The Oracle case against Google focusses on a 9-line piece of code, called 'rangeSort' which appears identical in Android and in OpenJDK. Unfortunately for Oracle, the code was initially written by Joshua Bloch when he was employed at Google, and was subsequently contributed to the OpenJDK by Google. Read on to find out these developments and more.
Whilst the Oracle/Google case was initially based on the assumption that Oracle's patents were valid – now all but demolished – Oracle has switched tack to claim that it is a copyright violation. At heart is the question of whether an API or even a computer language can be copyrightable.
Last week saw the beginning of the Oracle vs. Google trial. Oracle's main complaint, involving a damages claim of $1bn, is that Android's use of 37 Java APIs infringes its copyright in the Java programming language. Google maintains APIs cannot be copyrighted, and has tried to frame the case as Oracle's response to its own failure to build a Java-based smartphone platform.
Last month, Judge Paul Grewal ordered the Oracle and Google to attempt to negotiate a settlement. Google offered a $2.8 million settlement on condition that Oracle can prove patent infringement. However, Oracle rejected that offer as too low, so the case will go to court on the 16th April.
Google, Facebook and other companies operating totally 21 Social Networking websites are facing criminal proceedings in an Indian Court, over objectionable content accessible through the websites. A High Court has warned that the sites can face a ban in India unless they screen content. Is the growing flux of regulations surrounding social media a risk for businesses investing in social?
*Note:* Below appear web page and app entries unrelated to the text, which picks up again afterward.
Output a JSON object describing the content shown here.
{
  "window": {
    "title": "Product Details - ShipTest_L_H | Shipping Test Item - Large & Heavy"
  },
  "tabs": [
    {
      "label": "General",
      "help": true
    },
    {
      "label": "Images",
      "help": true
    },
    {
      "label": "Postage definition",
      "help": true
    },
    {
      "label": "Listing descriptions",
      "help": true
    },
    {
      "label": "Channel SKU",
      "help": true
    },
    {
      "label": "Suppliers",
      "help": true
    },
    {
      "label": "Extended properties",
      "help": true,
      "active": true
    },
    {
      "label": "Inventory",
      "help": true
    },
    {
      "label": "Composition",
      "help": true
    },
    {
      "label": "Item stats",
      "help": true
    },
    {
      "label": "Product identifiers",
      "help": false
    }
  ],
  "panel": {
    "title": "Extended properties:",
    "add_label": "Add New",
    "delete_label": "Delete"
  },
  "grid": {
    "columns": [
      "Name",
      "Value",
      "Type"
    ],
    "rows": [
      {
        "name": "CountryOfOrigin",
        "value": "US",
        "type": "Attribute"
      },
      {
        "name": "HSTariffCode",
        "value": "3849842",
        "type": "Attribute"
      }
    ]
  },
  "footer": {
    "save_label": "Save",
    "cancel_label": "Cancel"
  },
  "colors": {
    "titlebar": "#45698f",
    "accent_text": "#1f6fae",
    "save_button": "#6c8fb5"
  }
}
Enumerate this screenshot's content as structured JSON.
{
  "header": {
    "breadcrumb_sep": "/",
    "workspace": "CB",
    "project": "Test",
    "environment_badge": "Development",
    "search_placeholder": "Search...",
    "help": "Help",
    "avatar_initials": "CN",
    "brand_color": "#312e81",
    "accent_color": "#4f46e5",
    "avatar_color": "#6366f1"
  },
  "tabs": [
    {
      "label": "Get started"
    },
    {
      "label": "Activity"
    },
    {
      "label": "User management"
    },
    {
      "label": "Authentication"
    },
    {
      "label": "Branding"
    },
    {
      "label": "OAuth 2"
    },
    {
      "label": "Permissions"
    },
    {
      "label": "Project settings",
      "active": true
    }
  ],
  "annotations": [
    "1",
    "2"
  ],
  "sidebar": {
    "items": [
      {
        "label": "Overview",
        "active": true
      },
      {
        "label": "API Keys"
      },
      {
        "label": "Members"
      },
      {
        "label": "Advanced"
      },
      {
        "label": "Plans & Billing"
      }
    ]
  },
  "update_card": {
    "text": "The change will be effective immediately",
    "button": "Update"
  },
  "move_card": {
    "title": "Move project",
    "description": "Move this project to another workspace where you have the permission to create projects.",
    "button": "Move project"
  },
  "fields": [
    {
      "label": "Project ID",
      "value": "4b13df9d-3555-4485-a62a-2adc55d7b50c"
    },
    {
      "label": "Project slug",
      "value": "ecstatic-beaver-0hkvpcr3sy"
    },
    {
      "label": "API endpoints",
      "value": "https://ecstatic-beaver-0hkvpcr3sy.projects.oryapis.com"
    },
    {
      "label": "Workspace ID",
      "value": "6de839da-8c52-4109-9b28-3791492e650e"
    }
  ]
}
On 18th January, wikipedia.or among other estimated 10,000 web sites stopped their service in order to protest against the US legislation planning to endorse SOPA and PIPA. Software engineers might think, that they are not affected by the legislation, especially if they are outside the U.S., but considering Big Data, Cloud Computing and other trends this could be a rather naive perspective.
Tom Arbogast, Bas Vodde and Craig Larman have released a sample chapter from their upcoming book on scaling Lean and Agile. The chapter deals with the difficult topic of writing contracts for agile development.
In a recent interview with The San Francisco Chronicle the patent counsel of Google, Tim Porter, claims the patent system itself is broken. Patent offices worldwide have been increasingly granting protection to “innovations” that are not innovative. The IT Industry is currently facing a series of patent trials which some large corporates seem to leverage as weapons for attacking competitors.
Patents are quite often in the news these days, most notably the ones related to smart phone vendors like HTC, Samsung, Google and Apple. This also holds for the rather emotional and controversial discussion about software patents which some consider as a means to ensure innovation and others as a kind of weapon. Do software patents cause more harm than good, or vice versa?
SUSE, formally part of Novell, has renewed its interoperability agreement with Microsoft for five more years. This agreement includes a 100 million investment in “new SUSE Linux Enterprise certificates”. And like the last agreement it raises more questions than answers.
The legal case between Google and Oracle has been reduced in scope, just as Oracle subpoenas Apache to provide information about the Harmony project.
Google has fired back against Oracle in the ongoing JVM dispute, and is now asserting that the Oracle JVM patents are invalid because of obviousness. Things are just about to get interesting.
Having just announced a record breaking quarter, Azul Systems are open sourcing a considerable part of their intellectual property under GPLV2, as part of a major new initiative to try and improve the performance of managed code on commodity platforms.
Google has issued lately a cease and desist order against Steve Kondik, a well known Android developer who has created CyanogenMod, a free custom Android firmware, bundling some non open source applications like Maps, GMail, Talk, YouTube, and Market. Some see this as the first friction between Google and developers.
Microsoft has placed C# and CLI specifications, ECMA 334 and ECMA 335, under the Community Promise which basically protects anybody implementing them in any language and in any way from being sued by Microsoft for infringing corresponding intellectual properties or patents. This is directly related to Mono, the open source .NET implementation, whose legal status was unclear until now.